━━━━━ TASK INPUT ━━━━━

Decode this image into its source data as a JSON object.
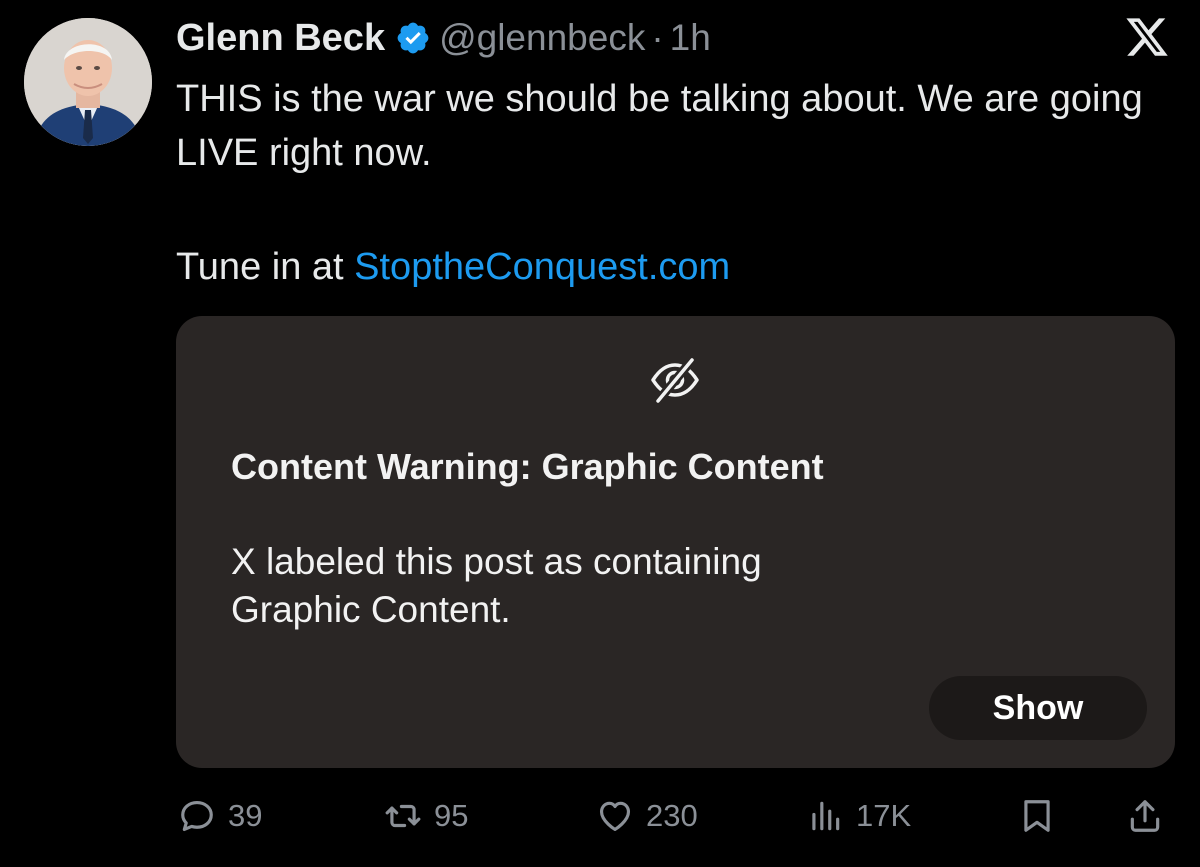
{
  "post": {
    "author_name": "Glenn Beck",
    "handle": "@glennbeck",
    "separator": "·",
    "time": "1h",
    "text": "THIS is the war we should be talking about. We are going LIVE right now.",
    "tune_in_prefix": "Tune in at ",
    "link_text": "StoptheConquest.com"
  },
  "warning": {
    "title": "Content Warning: Graphic Content",
    "body": "X labeled this post as containing Graphic Content.",
    "show_label": "Show"
  },
  "actions": {
    "replies": "39",
    "reposts": "95",
    "likes": "230",
    "views": "17K"
  },
  "colors": {
    "background": "#000000",
    "card": "#2a2625",
    "link": "#1d9bf0",
    "verified": "#1d9bf0",
    "muted": "#8b9097"
  },
  "icons": {
    "verified": "verified-badge-icon",
    "logo": "x-logo-icon",
    "hidden": "eye-off-icon",
    "reply": "reply-icon",
    "repost": "repost-icon",
    "like": "heart-icon",
    "views": "views-icon",
    "bookmark": "bookmark-icon",
    "share": "share-icon"
  }
}
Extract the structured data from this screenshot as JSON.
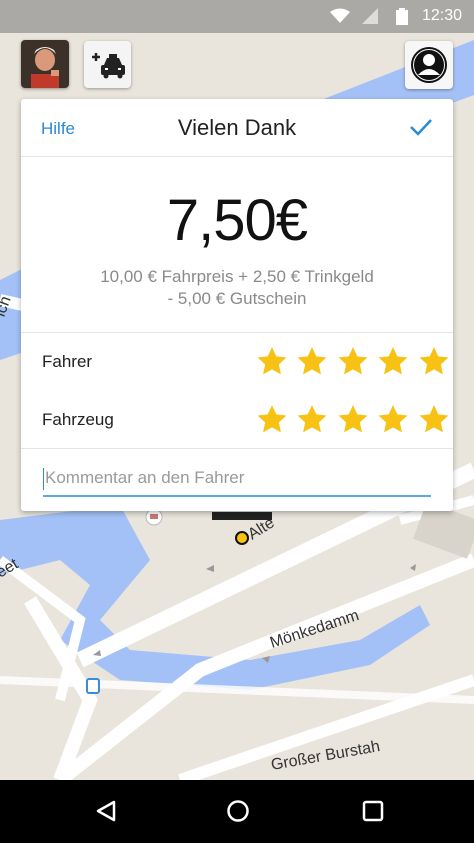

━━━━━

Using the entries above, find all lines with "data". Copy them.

Decode this image into its source data as a JSON object.
Extract the structured data from this screenshot as JSON.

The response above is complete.